== What is required ==
Your reply should be one number: how many lines of the material contain the word "Brown".

== Information ==
•••••
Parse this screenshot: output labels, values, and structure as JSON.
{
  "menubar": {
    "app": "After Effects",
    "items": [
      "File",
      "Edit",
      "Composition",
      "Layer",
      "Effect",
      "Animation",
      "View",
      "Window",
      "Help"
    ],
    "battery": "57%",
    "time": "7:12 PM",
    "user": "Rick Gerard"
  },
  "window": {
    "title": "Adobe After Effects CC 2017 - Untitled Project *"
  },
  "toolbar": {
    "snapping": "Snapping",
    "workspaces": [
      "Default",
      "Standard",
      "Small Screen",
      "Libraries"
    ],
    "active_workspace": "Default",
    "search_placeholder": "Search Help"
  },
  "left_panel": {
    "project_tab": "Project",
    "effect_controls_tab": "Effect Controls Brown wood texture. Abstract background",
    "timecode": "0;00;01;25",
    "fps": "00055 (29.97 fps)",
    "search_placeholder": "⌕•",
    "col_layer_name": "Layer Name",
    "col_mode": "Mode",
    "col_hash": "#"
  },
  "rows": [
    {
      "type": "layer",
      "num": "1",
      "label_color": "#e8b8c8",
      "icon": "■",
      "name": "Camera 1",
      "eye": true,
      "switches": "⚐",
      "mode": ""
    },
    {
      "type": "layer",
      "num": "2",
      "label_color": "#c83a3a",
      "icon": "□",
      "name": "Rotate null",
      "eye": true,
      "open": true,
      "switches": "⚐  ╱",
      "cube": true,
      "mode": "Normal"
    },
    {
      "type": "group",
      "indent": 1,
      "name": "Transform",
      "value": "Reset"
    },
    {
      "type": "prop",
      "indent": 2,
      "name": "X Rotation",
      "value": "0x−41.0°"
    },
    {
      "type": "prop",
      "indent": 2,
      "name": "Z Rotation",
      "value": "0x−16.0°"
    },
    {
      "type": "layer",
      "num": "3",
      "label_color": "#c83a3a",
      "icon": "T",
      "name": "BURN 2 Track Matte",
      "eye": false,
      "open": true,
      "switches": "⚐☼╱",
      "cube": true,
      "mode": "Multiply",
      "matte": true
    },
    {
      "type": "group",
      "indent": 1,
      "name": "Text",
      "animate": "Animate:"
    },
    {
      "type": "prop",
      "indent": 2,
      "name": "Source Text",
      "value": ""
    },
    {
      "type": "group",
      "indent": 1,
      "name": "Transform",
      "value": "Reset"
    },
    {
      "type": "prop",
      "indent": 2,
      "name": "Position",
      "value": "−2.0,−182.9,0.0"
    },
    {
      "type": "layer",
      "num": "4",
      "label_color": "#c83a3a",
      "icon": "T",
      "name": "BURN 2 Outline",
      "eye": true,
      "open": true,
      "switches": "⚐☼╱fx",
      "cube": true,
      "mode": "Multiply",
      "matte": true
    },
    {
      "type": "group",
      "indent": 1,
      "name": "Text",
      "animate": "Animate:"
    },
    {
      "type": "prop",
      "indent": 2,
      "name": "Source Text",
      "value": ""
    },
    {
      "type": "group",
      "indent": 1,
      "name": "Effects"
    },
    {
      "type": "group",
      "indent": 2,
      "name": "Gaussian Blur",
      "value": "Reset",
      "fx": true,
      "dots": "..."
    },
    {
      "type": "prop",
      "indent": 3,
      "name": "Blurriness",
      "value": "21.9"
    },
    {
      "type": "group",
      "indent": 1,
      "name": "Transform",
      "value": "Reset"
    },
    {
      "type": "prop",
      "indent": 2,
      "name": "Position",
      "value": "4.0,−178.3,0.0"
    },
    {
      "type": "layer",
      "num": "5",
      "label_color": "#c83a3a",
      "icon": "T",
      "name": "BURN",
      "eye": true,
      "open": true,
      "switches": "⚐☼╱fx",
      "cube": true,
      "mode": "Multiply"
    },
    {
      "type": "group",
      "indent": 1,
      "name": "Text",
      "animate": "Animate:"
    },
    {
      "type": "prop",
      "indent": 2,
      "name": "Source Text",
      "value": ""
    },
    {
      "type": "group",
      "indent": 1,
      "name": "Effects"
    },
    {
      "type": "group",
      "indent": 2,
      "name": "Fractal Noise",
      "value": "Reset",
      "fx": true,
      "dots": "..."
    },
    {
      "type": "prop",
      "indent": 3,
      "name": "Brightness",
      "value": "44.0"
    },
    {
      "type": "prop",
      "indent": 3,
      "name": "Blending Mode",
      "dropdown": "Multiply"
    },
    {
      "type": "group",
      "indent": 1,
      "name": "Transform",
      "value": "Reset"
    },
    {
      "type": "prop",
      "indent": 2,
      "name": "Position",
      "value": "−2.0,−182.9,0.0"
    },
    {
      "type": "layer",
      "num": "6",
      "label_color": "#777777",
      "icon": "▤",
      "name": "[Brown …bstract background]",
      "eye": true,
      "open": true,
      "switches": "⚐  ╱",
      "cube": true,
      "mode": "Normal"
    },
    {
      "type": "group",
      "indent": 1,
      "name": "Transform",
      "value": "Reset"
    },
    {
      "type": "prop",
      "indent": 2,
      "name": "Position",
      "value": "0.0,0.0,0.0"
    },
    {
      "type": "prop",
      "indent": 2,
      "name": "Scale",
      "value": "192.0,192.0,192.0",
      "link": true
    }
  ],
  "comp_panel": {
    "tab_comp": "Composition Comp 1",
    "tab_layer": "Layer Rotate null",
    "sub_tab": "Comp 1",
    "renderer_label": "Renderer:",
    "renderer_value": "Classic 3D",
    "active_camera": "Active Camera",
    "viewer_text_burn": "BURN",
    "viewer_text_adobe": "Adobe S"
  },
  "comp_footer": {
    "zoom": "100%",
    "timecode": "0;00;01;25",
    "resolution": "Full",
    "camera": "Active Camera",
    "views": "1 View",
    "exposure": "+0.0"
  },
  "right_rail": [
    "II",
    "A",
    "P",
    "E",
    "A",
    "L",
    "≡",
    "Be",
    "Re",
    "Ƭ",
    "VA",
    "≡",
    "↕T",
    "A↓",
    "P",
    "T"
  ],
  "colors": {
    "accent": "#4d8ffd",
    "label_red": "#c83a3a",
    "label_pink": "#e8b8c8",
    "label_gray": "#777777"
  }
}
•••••
== Response to the exercise ==
2